Today we’re covering some events in this past week. The US Supreme Court tossed out a case titled Hernandez V. Mesa, where a Mexican boy was shot by a US border patrol agent. The plaintiff was attempting to use part of the US Constitution in a Bivens action to hold the officer liable, and the court decided that such actions do not apply to non citizens across the border. Justice Samuel Alito delivered the opinion for a 5-4 majority.
This case is not what it seems to be, as Justice Thomas gave a concurring opinion, tossing out the US Constitution and all Bivens actions all together. Quoting Justice Thomas: “Stare decisis provides no “veneer of respectability to our continued application of [these] demonstrably incorrect precedents””.
Monday February 2nd brought oral arguments in Nasrallah v. Barr, Att'y Gen. (18-1432) which involves a young Lebanese Druze who is facing deportation as well as the risk of being harmed by extremists. This case arrives amidst many problems and difficulties which immigration is facing, as the United Nations as well as International law as a whole, normally serving as a vehicle for holding countries liable for human rights violations, maintains a faulty relationship, almost non-existent since the United States no longer recognizes the International Covenant of Human Rights as well as other treaties. Nasrallah appears to be accused of allegedly committing theft, specifically burglary and robbery. The respondent in his appeal also appears to cite a familiar sounding case of Ademi V. Ashcroft. Former Attorney General Ashcroft was in charge of handling many cases of national security during the bush administration. Whatever Nasrallah is facing, it appears to be suggesting that it involves some type of national security concern, and this, may ultimately reflect just how dark things have become in the United States Judiciary.

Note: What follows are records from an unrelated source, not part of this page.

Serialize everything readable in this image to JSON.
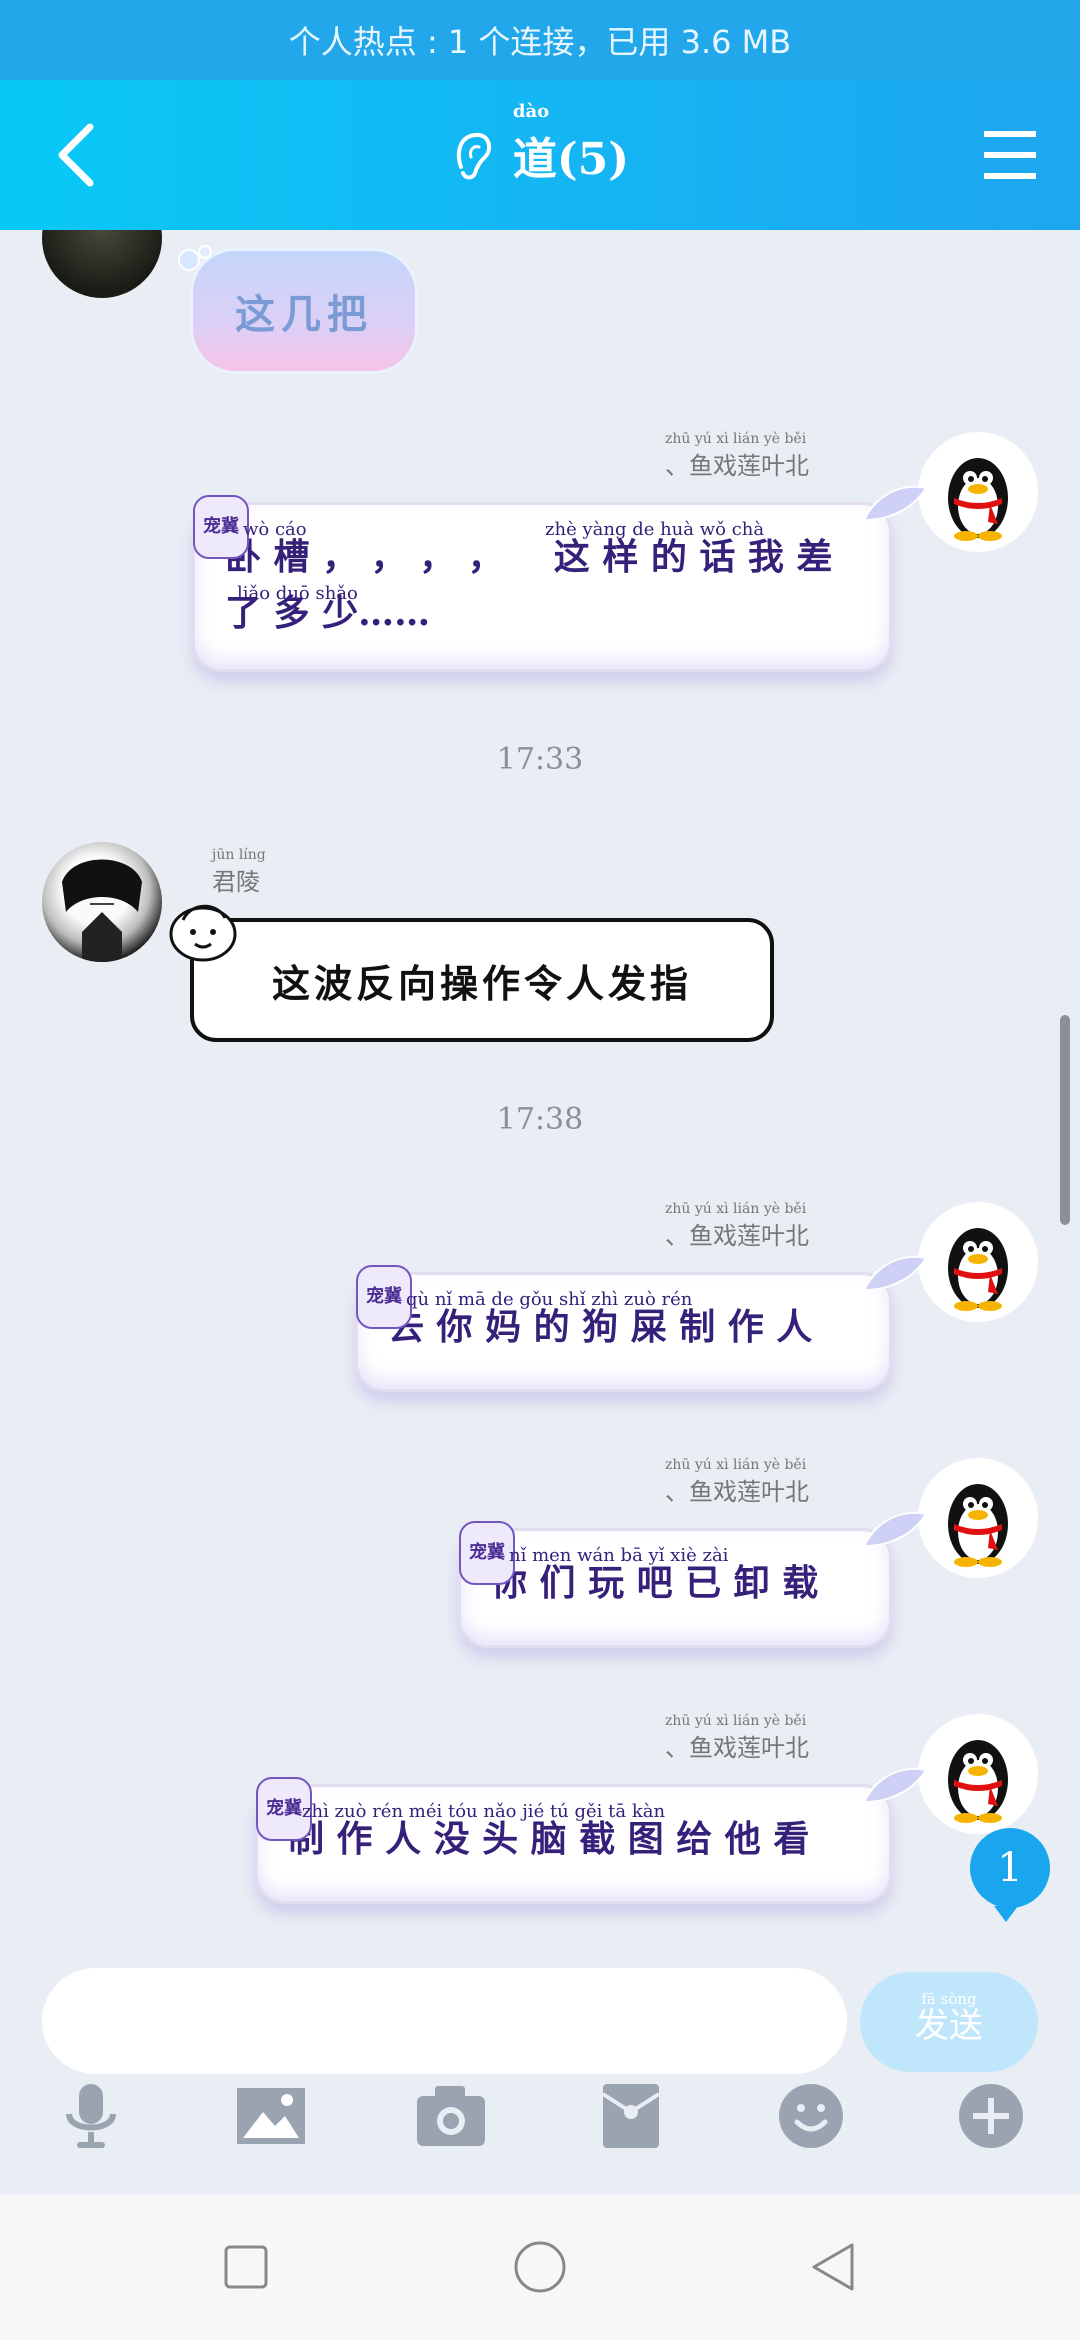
{
  "status_bar": {
    "text": "个人热点 : 1 个连接，已用 3.6 MB"
  },
  "header": {
    "title": "道(5)",
    "title_pinyin": "dào"
  },
  "messages": [
    {
      "text": "这几把"
    },
    {
      "nickname": "、鱼戏莲叶北",
      "nickname_pinyin": "zhū yú xì lián yè běi",
      "tag": "宠冀",
      "line1": "卧 槽 ， ， ， ，    这 样 的 话 我 差",
      "line2": "了 多 少……",
      "pinyin1a": "wò  cáo",
      "pinyin1b": "zhè yàng  de  huà  wǒ  chà",
      "pinyin2": "liǎo duō shǎo"
    },
    {
      "time": "17:33"
    },
    {
      "nickname": "君陵",
      "nickname_pinyin": "jūn líng",
      "text": "这波反向操作令人发指"
    },
    {
      "time": "17:38"
    },
    {
      "nickname": "、鱼戏莲叶北",
      "nickname_pinyin": "zhū yú xì lián yè běi",
      "tag": "宠冀",
      "text": "去 你 妈 的 狗 屎 制 作 人",
      "pinyin": "qù  nǐ  mā  de  gǒu shǐ zhì zuò rén"
    },
    {
      "nickname": "、鱼戏莲叶北",
      "nickname_pinyin": "zhū yú xì lián yè běi",
      "tag": "宠冀",
      "text": "你 们 玩 吧 已 卸 载",
      "pinyin": "nǐ  men wán  bā   yǐ  xiè  zài"
    },
    {
      "nickname": "、鱼戏莲叶北",
      "nickname_pinyin": "zhū yú xì lián yè běi",
      "tag": "宠冀",
      "text": "制 作 人 没 头 脑 截 图 给 他 看",
      "pinyin": "zhì zuò rén méi tóu nǎo jié  tú  gěi  tā  kàn"
    }
  ],
  "unread_count": "1",
  "input": {
    "value": "",
    "send_label": "发送",
    "send_pinyin": "fā sòng"
  },
  "toolbar": [
    "microphone",
    "image",
    "camera",
    "red-packet",
    "emoji",
    "plus"
  ],
  "colors": {
    "header_start": "#08c9f6",
    "header_end": "#1ea6ef",
    "bubble_text": "#35207a",
    "background": "#e9edf4"
  }
}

On other domestic law matters, an action was filed in the Federal District Court of Baltimore Maryland on February 7th 2020 against local state judges, Ackermann V. Mitchell et al. It appears there has been discrimination in Maryland Courts, and someone has been suffering from a medical condition. Not having access to much detail, it also appears that this case has stalled awaiting a summons. This complaint is one of many which have been raised against the defendants. The Hon Patricia Mitchell of the District Court of Rockville, retired Hon Micheal D. Mason of the Circuit Court of Montgomery County, Chief Justice Mary Ellen Barbera, Hon Robert McDonald, Hon Michele Hotten, Hon Shirley Watts, Hon Joseph Getty, retired Hon Clayton Greene Jr, and retired Hon Sally D. Adkins. There is also a Montgomery County Circuit court employee Mary Lynn listed for a violation.
Maryland state Delegate Cheryl Glenn has been charged with receiving bribes to pass legislation. Glenn represents the 45th east district of Baltimore MD. Federal prosecutors accused the former delegate of soliciting bribes from March 2nd 2018 to February 11th 2019. The Maryland Attorney General’s office has denied a Maryland Public Information act request for documents. The public still drearily lacks information about who bribed former delegate Glenn $35,000. Maryland Public Information act requests have become very difficult to obtain for members of the public and even the press. The act supposedly grants a broad access to documents in control of the state, yet the agencies which receive the requests deny them. Some of this may be due in part to a previous fourth circuit decision in the Federal District of Maryland concerning FOIA requests
Last but not least, there has been an ongoing feud with Gov. Larry Hogan and Marilyn Mosby over conviction rates and crime in Baltimore. Mosby has written a letter to legislators arguing that she has been making serious efforts to handle crime in Baltimore, to which Gov. Hogan does not agree with. Senate Bill 1078 has been an important part in this matter to deal with problems in Baltimore. Mosby has stated that the bill “brings in more resources” to deal with conviction rates. The bill also changes the definition of emergencies in Baltimore to include crimes. Gov. Hogan is rather more interested in transferring resources from Mosby’s city to Attorney General Brian Frosh. A total of 25 prosecutors would be received by the Maryland Attorney General if the Governor was able to execute on his position. Mosby’s letter contradicts some of her argued misconceptions about crime in Baltimore, mentioning a nolle prosequi rate of about 9%. Mosby also states that the Hogan resolution would be “problematic”. AG Frosh in contrast has stated that he only has 9 people as prosecutors under his position as Attorney General. Governor Hogan has also stated that he just wants to see the murders and shootings stopped in the city, as Baltimore is allegedly surging with violent crime. Many of this issues in this affair do not really explain both Baltimore and Maryland’s overall use of resources, as the means involved in this subject seem to disappear, and slows things down. Mosby stands to be a bringer of leadership, vision and reform, as she tweets on her twitter endorsing Nick Mosby for the Baltimore City council Presidential race.